**Try it:** From the first line to the last, output the records exactly and drop any images.
─── Information shown
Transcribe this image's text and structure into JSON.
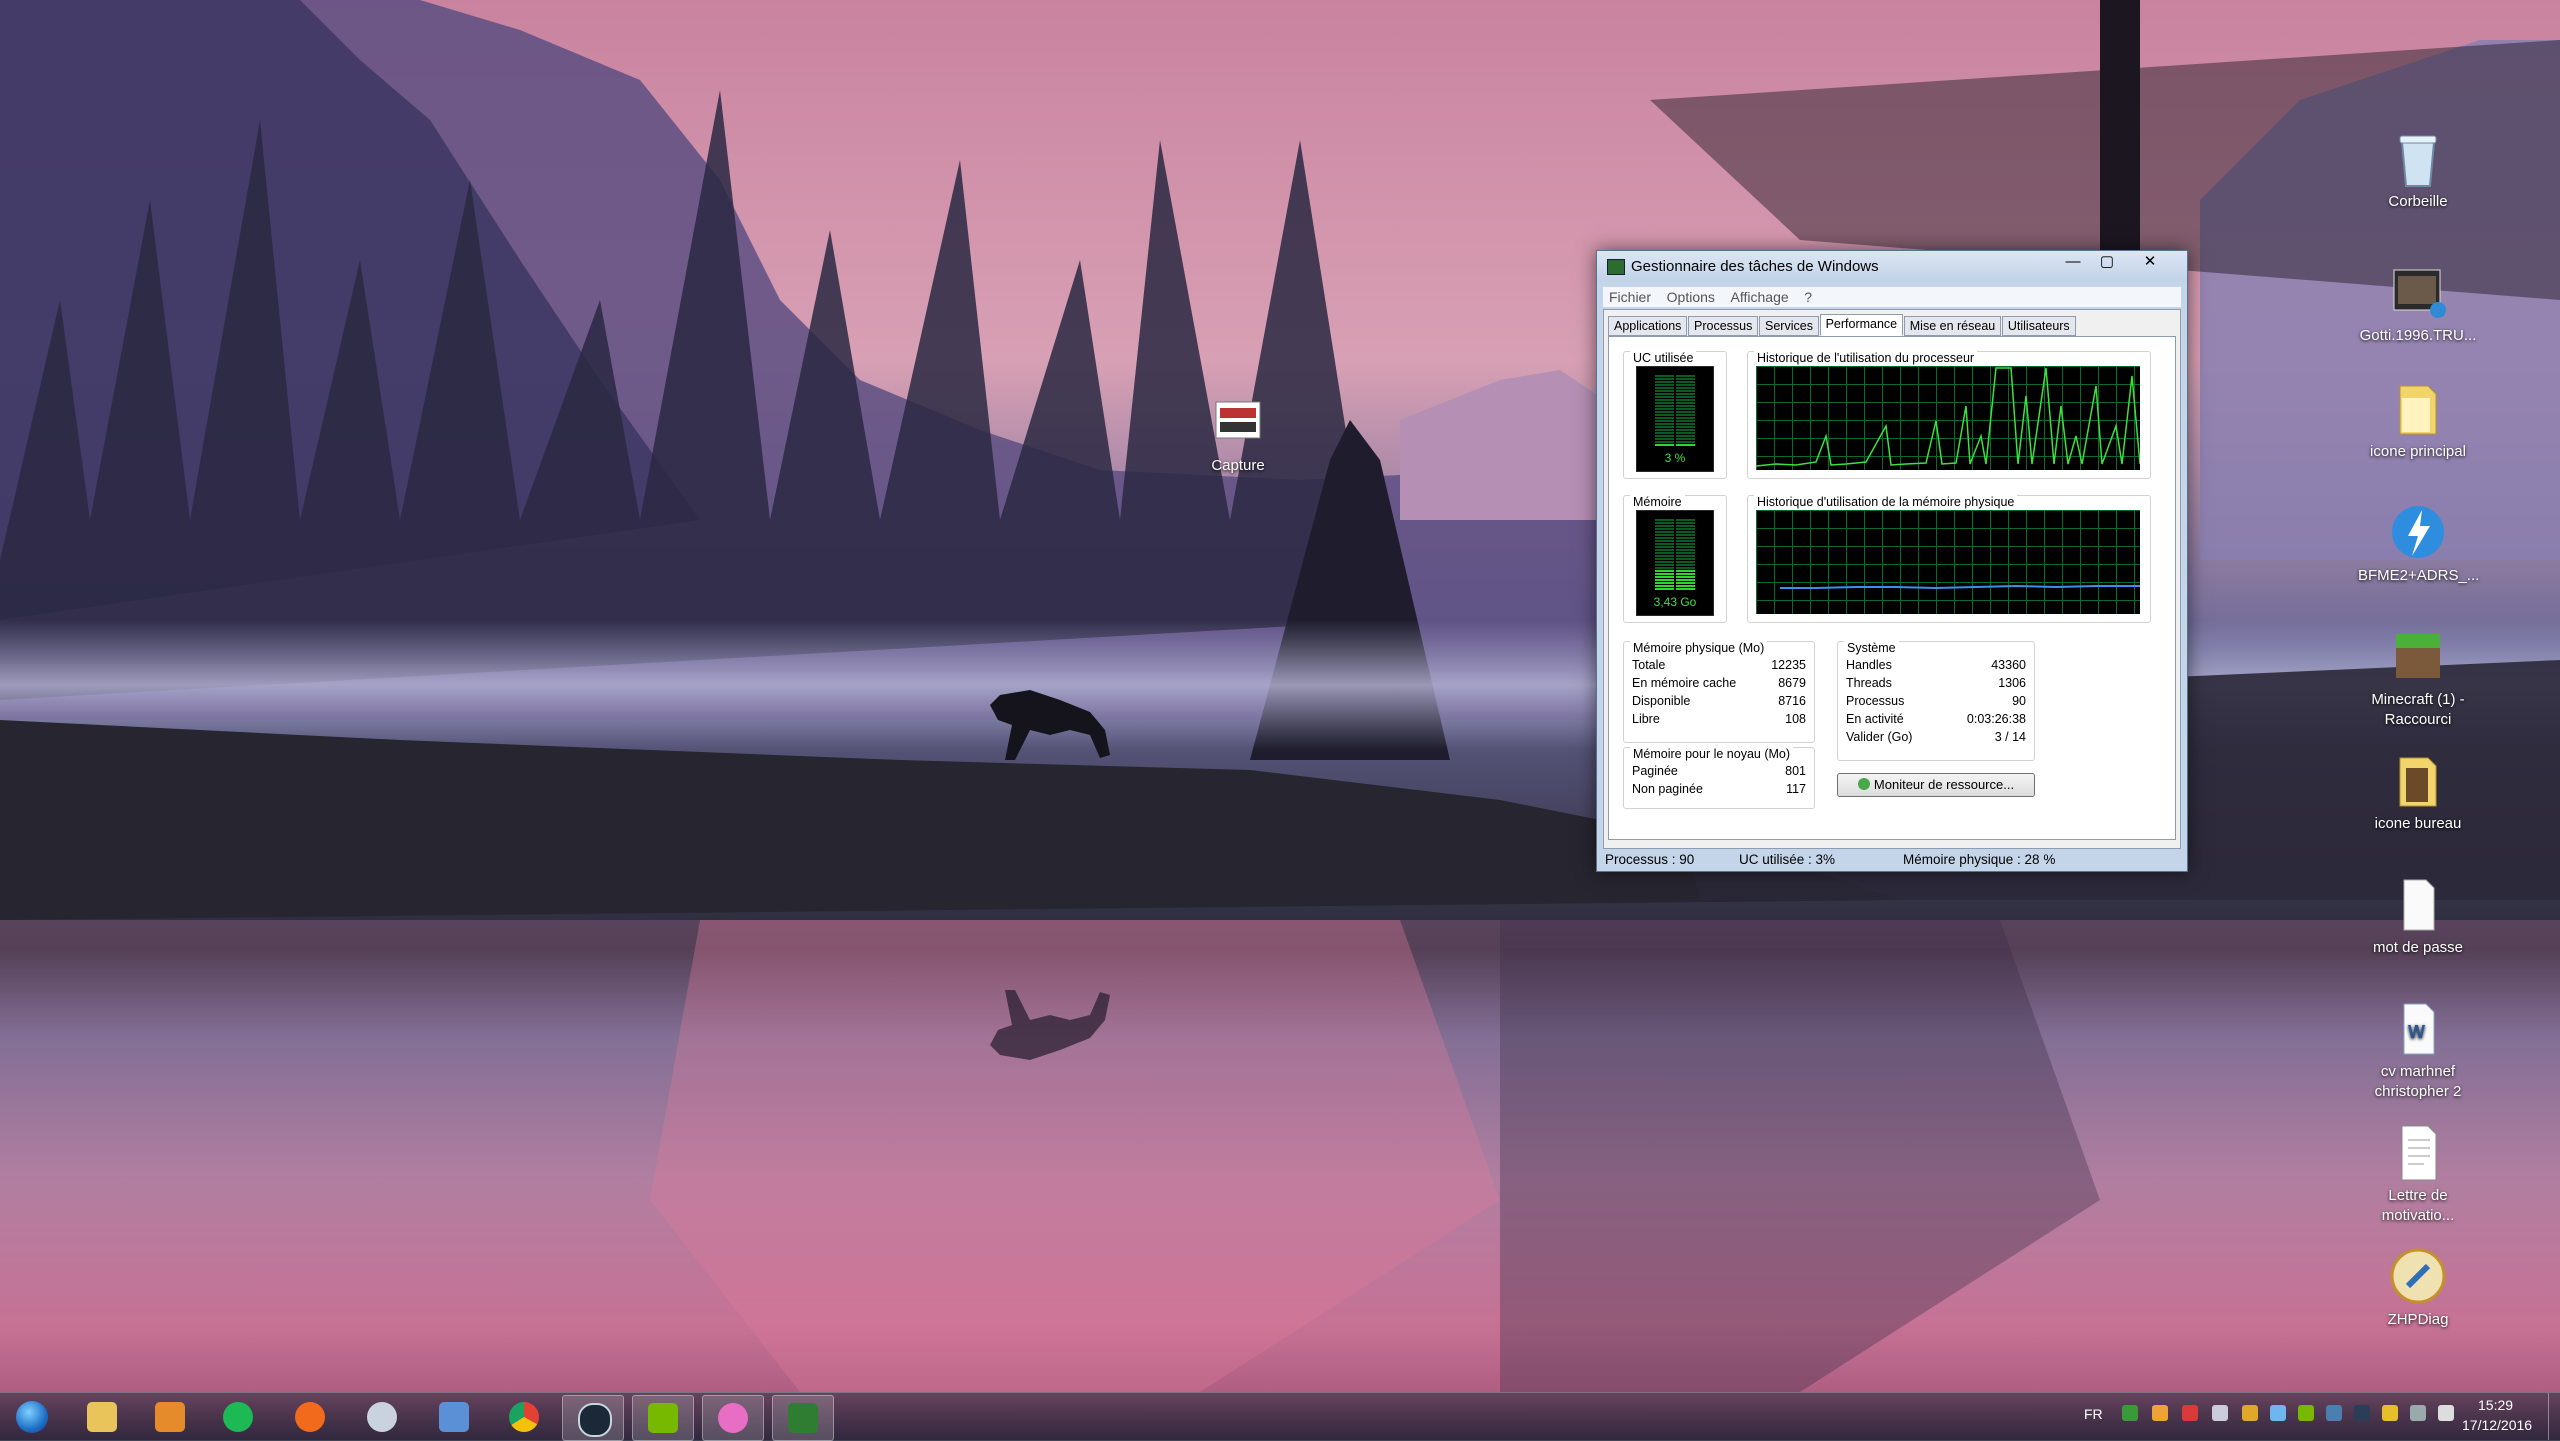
{
  "desktop": {
    "icons": [
      {
        "label": "Corbeille",
        "icon": "recycle-bin-icon"
      },
      {
        "label": "Gotti.1996.TRU...",
        "icon": "video-file-icon"
      },
      {
        "label": "icone principal",
        "icon": "folder-icon"
      },
      {
        "label": "BFME2+ADRS_...",
        "icon": "lightning-app-icon"
      },
      {
        "label": "Minecraft (1) - Raccourci",
        "icon": "minecraft-icon"
      },
      {
        "label": "icone bureau",
        "icon": "folder-icon"
      },
      {
        "label": "mot de passe",
        "icon": "text-file-icon"
      },
      {
        "label": "cv marhnef christopher 2",
        "icon": "word-document-icon"
      },
      {
        "label": "Lettre de motivatio...",
        "icon": "document-icon"
      },
      {
        "label": "ZHPDiag",
        "icon": "zhpdiag-icon"
      },
      {
        "label": "Capture",
        "icon": "screenshot-file-icon"
      }
    ]
  },
  "taskmanager": {
    "title": "Gestionnaire des tâches de Windows",
    "menu": [
      "Fichier",
      "Options",
      "Affichage",
      "?"
    ],
    "tabs": [
      "Applications",
      "Processus",
      "Services",
      "Performance",
      "Mise en réseau",
      "Utilisateurs"
    ],
    "active_tab": "Performance",
    "cpu_label": "UC utilisée",
    "cpu_value": "3 %",
    "cpu_usage_fraction": 0.03,
    "cpu_history_label": "Historique de l'utilisation du processeur",
    "mem_label": "Mémoire",
    "mem_value": "3,43 Go",
    "mem_usage_fraction": 0.28,
    "mem_history_label": "Historique d'utilisation de la mémoire physique",
    "physical_memory": {
      "title": "Mémoire physique (Mo)",
      "rows": [
        {
          "k": "Totale",
          "v": "12235"
        },
        {
          "k": "En mémoire cache",
          "v": "8679"
        },
        {
          "k": "Disponible",
          "v": "8716"
        },
        {
          "k": "Libre",
          "v": "108"
        }
      ]
    },
    "kernel_memory": {
      "title": "Mémoire pour le noyau (Mo)",
      "rows": [
        {
          "k": "Paginée",
          "v": "801"
        },
        {
          "k": "Non paginée",
          "v": "117"
        }
      ]
    },
    "system": {
      "title": "Système",
      "rows": [
        {
          "k": "Handles",
          "v": "43360"
        },
        {
          "k": "Threads",
          "v": "1306"
        },
        {
          "k": "Processus",
          "v": "90"
        },
        {
          "k": "En activité",
          "v": "0:03:26:38"
        },
        {
          "k": "Valider (Go)",
          "v": "3 / 14"
        }
      ]
    },
    "resource_monitor_button": "Moniteur de ressource...",
    "status": {
      "processes": "Processus : 90",
      "cpu": "UC utilisée : 3%",
      "memory": "Mémoire physique : 28 %"
    }
  },
  "taskbar": {
    "items": [
      {
        "icon": "windows-start-icon",
        "color": "#3a8ee6"
      },
      {
        "icon": "file-explorer-icon",
        "color": "#e8c45a"
      },
      {
        "icon": "media-player-icon",
        "color": "#e58b2c"
      },
      {
        "icon": "spotify-icon",
        "color": "#1db954"
      },
      {
        "icon": "origin-icon",
        "color": "#f26b1d"
      },
      {
        "icon": "cyberlink-icon",
        "color": "#c9d3e0"
      },
      {
        "icon": "uplay-icon",
        "color": "#5b8fd6"
      },
      {
        "icon": "chrome-icon",
        "color": "#e34133"
      },
      {
        "icon": "steam-icon",
        "color": "#1b2838"
      },
      {
        "icon": "geforce-icon",
        "color": "#76b900"
      },
      {
        "icon": "itunes-icon",
        "color": "#e86dc4"
      },
      {
        "icon": "task-manager-icon",
        "color": "#2f7d32"
      }
    ],
    "language": "FR",
    "time": "15:29",
    "date": "17/12/2016"
  }
}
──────
**Task solution:**
Transcribe this image's text and structure into JSON.
{
  "desktop": {
    "icons": [
      {
        "label": "Corbeille",
        "icon": "recycle-bin-icon"
      },
      {
        "label": "Gotti.1996.TRU...",
        "icon": "video-file-icon"
      },
      {
        "label": "icone principal",
        "icon": "folder-icon"
      },
      {
        "label": "BFME2+ADRS_...",
        "icon": "lightning-app-icon"
      },
      {
        "label": "Minecraft (1) - Raccourci",
        "icon": "minecraft-icon"
      },
      {
        "label": "icone bureau",
        "icon": "folder-icon"
      },
      {
        "label": "mot de passe",
        "icon": "text-file-icon"
      },
      {
        "label": "cv marhnef christopher 2",
        "icon": "word-document-icon"
      },
      {
        "label": "Lettre de motivatio...",
        "icon": "document-icon"
      },
      {
        "label": "ZHPDiag",
        "icon": "zhpdiag-icon"
      },
      {
        "label": "Capture",
        "icon": "screenshot-file-icon"
      }
    ]
  },
  "taskmanager": {
    "title": "Gestionnaire des tâches de Windows",
    "menu": [
      "Fichier",
      "Options",
      "Affichage",
      "?"
    ],
    "tabs": [
      "Applications",
      "Processus",
      "Services",
      "Performance",
      "Mise en réseau",
      "Utilisateurs"
    ],
    "active_tab": "Performance",
    "cpu_label": "UC utilisée",
    "cpu_value": "3 %",
    "cpu_usage_fraction": 0.03,
    "cpu_history_label": "Historique de l'utilisation du processeur",
    "mem_label": "Mémoire",
    "mem_value": "3,43 Go",
    "mem_usage_fraction": 0.28,
    "mem_history_label": "Historique d'utilisation de la mémoire physique",
    "physical_memory": {
      "title": "Mémoire physique (Mo)",
      "rows": [
        {
          "k": "Totale",
          "v": "12235"
        },
        {
          "k": "En mémoire cache",
          "v": "8679"
        },
        {
          "k": "Disponible",
          "v": "8716"
        },
        {
          "k": "Libre",
          "v": "108"
        }
      ]
    },
    "kernel_memory": {
      "title": "Mémoire pour le noyau (Mo)",
      "rows": [
        {
          "k": "Paginée",
          "v": "801"
        },
        {
          "k": "Non paginée",
          "v": "117"
        }
      ]
    },
    "system": {
      "title": "Système",
      "rows": [
        {
          "k": "Handles",
          "v": "43360"
        },
        {
          "k": "Threads",
          "v": "1306"
        },
        {
          "k": "Processus",
          "v": "90"
        },
        {
          "k": "En activité",
          "v": "0:03:26:38"
        },
        {
          "k": "Valider (Go)",
          "v": "3 / 14"
        }
      ]
    },
    "resource_monitor_button": "Moniteur de ressource...",
    "status": {
      "processes": "Processus : 90",
      "cpu": "UC utilisée : 3%",
      "memory": "Mémoire physique : 28 %"
    }
  },
  "taskbar": {
    "items": [
      {
        "icon": "windows-start-icon",
        "color": "#3a8ee6"
      },
      {
        "icon": "file-explorer-icon",
        "color": "#e8c45a"
      },
      {
        "icon": "media-player-icon",
        "color": "#e58b2c"
      },
      {
        "icon": "spotify-icon",
        "color": "#1db954"
      },
      {
        "icon": "origin-icon",
        "color": "#f26b1d"
      },
      {
        "icon": "cyberlink-icon",
        "color": "#c9d3e0"
      },
      {
        "icon": "uplay-icon",
        "color": "#5b8fd6"
      },
      {
        "icon": "chrome-icon",
        "color": "#e34133"
      },
      {
        "icon": "steam-icon",
        "color": "#1b2838"
      },
      {
        "icon": "geforce-icon",
        "color": "#76b900"
      },
      {
        "icon": "itunes-icon",
        "color": "#e86dc4"
      },
      {
        "icon": "task-manager-icon",
        "color": "#2f7d32"
      }
    ],
    "language": "FR",
    "time": "15:29",
    "date": "17/12/2016"
  }
}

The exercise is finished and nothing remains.